SHAFAQNA- IQNA: The Grand Mosque in Mecca and the Prophet’s Mosque in Medina were reopened on Friday after they were closed for disinfection operations to prevent the spread of coronavirus.
According to Sky News Arabia, the Saudi state television announced on Friday morning that the two mosques are open to worshippers.
They had been closed amid growing concerns over the spread of the novel coronavirus, known as COVID-19.
An official with the General Presidency of Two Holy Mosques said the two places will be closed after Isha (night) prayers and remain closed until an hour before Sahahr (dawn) prayers every day during which times sanitizing operations will be carried out.
On Wednesday, Saudi Arabia banned its citizens and other residents of the kingdom from performing Umrah pilgrimage in Mecca or visiting the Prophet’s Mosque in Medina amid the rapid spread of a coronavirus worldwide, expanding an earlier such ban on foreigners.

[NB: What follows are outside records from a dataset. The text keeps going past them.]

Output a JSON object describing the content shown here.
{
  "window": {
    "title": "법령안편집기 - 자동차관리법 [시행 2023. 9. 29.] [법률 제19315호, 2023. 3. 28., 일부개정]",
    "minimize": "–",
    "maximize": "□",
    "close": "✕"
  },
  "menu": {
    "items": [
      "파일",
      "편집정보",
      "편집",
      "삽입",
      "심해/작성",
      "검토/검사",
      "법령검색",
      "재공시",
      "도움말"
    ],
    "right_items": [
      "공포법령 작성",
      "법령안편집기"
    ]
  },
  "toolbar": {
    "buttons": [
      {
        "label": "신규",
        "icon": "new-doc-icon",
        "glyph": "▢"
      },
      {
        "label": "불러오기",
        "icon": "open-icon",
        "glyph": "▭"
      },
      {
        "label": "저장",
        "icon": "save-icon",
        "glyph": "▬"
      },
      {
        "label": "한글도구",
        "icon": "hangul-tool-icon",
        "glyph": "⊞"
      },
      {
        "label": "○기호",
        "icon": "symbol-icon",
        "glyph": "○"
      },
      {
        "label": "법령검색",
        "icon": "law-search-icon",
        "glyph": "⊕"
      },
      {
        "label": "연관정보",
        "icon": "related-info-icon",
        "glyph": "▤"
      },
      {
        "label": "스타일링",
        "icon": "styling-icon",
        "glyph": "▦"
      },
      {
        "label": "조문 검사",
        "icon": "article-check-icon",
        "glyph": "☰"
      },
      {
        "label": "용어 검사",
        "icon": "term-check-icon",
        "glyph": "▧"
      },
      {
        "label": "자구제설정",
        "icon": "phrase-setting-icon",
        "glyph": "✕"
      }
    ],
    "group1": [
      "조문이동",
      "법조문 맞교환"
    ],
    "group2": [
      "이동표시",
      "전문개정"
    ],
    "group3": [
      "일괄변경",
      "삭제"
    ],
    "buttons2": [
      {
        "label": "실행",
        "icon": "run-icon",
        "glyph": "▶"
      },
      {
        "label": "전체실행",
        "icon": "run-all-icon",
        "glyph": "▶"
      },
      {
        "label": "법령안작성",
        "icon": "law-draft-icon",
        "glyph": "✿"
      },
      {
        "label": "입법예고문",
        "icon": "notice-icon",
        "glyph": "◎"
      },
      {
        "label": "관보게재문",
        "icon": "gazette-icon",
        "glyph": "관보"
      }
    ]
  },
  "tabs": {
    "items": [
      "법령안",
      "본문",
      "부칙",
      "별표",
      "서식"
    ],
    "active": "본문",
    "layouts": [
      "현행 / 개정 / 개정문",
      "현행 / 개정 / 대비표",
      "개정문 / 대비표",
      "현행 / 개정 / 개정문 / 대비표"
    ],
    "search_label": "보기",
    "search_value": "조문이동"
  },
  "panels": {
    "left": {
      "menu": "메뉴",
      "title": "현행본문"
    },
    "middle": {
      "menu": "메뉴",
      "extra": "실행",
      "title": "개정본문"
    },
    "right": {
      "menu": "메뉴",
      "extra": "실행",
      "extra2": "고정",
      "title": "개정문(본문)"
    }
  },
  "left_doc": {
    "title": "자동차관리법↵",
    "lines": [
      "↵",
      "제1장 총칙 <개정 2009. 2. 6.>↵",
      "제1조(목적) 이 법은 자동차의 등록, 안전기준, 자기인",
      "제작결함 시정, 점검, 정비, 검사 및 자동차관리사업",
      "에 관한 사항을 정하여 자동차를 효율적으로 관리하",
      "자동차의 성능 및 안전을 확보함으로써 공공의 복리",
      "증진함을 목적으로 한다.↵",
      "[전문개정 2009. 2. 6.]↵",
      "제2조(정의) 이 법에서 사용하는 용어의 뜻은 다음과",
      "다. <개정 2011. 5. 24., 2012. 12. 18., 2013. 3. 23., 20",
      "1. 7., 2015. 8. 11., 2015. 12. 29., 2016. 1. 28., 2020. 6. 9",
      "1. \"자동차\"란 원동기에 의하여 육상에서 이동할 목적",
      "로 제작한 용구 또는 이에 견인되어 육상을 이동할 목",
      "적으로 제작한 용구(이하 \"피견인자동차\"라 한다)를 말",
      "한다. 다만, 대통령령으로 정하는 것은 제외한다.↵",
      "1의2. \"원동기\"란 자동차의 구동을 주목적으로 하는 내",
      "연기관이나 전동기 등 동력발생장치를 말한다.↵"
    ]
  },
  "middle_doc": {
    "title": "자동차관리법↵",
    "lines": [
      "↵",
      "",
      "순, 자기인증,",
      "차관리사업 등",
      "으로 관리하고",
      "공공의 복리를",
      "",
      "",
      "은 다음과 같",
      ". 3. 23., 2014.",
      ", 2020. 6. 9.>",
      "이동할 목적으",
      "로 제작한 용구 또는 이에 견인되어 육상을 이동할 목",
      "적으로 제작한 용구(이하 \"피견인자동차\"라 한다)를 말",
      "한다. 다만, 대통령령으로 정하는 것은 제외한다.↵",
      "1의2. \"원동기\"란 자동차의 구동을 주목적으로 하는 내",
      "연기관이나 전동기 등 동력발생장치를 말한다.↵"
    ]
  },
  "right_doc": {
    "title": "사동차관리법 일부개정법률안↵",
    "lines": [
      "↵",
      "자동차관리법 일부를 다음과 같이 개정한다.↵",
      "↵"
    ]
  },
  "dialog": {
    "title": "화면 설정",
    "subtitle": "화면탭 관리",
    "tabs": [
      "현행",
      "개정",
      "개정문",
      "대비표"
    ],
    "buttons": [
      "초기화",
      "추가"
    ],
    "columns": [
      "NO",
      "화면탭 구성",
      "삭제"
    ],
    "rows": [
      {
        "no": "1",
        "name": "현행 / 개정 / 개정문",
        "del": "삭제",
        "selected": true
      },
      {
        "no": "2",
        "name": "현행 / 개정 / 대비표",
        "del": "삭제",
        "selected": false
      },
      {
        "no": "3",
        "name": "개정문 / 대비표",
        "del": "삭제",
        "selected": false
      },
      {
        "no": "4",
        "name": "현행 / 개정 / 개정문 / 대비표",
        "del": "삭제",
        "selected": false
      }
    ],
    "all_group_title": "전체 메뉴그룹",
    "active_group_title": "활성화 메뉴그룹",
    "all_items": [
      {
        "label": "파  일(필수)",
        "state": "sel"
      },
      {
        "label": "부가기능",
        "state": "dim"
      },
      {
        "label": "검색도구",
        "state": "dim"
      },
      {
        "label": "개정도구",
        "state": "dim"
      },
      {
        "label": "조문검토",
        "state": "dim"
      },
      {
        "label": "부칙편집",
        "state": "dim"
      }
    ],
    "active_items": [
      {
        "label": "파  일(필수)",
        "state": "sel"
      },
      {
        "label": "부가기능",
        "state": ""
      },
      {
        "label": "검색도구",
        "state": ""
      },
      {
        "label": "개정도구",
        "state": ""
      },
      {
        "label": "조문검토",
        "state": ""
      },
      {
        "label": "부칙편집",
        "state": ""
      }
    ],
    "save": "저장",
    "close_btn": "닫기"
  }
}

The Saudi Interior Ministry said in a statement that the kingdom had decided “to suspend Umrah temporarily for citizens and residents in the kingdom.”

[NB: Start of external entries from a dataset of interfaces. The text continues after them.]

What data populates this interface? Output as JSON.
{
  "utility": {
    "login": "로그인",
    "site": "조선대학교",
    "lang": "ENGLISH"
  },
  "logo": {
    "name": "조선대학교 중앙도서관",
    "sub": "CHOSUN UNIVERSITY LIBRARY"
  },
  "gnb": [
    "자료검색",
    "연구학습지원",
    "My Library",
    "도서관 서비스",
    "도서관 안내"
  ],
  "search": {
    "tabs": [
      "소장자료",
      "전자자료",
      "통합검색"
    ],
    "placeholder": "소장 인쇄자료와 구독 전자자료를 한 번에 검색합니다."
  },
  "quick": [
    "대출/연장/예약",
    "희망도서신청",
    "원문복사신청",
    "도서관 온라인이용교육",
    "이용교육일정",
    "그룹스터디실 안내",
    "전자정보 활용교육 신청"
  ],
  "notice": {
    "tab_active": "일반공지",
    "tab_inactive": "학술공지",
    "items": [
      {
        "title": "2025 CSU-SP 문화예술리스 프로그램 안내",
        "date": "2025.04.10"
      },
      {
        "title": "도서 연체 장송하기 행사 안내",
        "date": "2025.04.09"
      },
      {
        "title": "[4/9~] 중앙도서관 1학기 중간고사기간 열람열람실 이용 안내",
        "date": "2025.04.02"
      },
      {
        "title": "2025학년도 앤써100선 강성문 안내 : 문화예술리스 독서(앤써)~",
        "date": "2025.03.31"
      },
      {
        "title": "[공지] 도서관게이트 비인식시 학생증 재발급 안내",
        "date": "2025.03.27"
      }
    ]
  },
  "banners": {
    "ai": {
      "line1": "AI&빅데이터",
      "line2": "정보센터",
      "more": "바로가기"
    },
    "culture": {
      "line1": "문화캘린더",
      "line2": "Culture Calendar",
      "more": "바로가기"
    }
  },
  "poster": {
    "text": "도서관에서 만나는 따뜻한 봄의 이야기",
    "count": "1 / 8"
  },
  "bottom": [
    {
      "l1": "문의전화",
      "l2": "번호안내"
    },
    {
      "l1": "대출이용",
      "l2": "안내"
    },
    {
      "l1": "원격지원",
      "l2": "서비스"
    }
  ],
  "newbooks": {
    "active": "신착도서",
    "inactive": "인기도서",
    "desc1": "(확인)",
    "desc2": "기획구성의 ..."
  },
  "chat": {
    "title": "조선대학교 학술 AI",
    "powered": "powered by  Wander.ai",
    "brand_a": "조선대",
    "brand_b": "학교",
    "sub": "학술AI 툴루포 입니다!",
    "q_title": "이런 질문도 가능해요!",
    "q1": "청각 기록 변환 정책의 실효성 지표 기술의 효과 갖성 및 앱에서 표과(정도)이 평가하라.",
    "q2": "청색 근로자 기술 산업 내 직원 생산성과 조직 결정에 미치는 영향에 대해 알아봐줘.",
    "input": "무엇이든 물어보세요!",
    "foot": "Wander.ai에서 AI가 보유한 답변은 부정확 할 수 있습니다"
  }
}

They were also barred from “visits to the Prophet’s Mosque in Medina”, according to a Foreign Ministry tweet.
The aim is to “limit the spread of the coronavirus and prevent its access to the two holy mosques, which are witnessing permanent and intense crowds, which makes the issue of securing these crowds of utmost importance,” a spokesman for the Saudi Interior Ministry said.
A week earlier, Saudi authorities imposed a ban on overseas pilgrims visiting the Kaaba at the Grand Mosque in Mecca and the Prophet’s Mosque in Medina.
The move comes as many world countries are grappling with a growing coronavirus outbreak originating from China.
There are concerns that Saudi Arabia — which receives nearly 7 million Umrah pilgrims every year — is not being transparent about how badly it has been hit by the virus.
Saudi Arabia only confirmed five cases so far.
Riyadh’s last week decision to ban Umrah alone disrupted travel for thousands of Muslims already headed to the kingdom and potentially affects plans later this year for millions more ahead of the holy fasting month of Ramadan and the annual Hajj pilgrimage.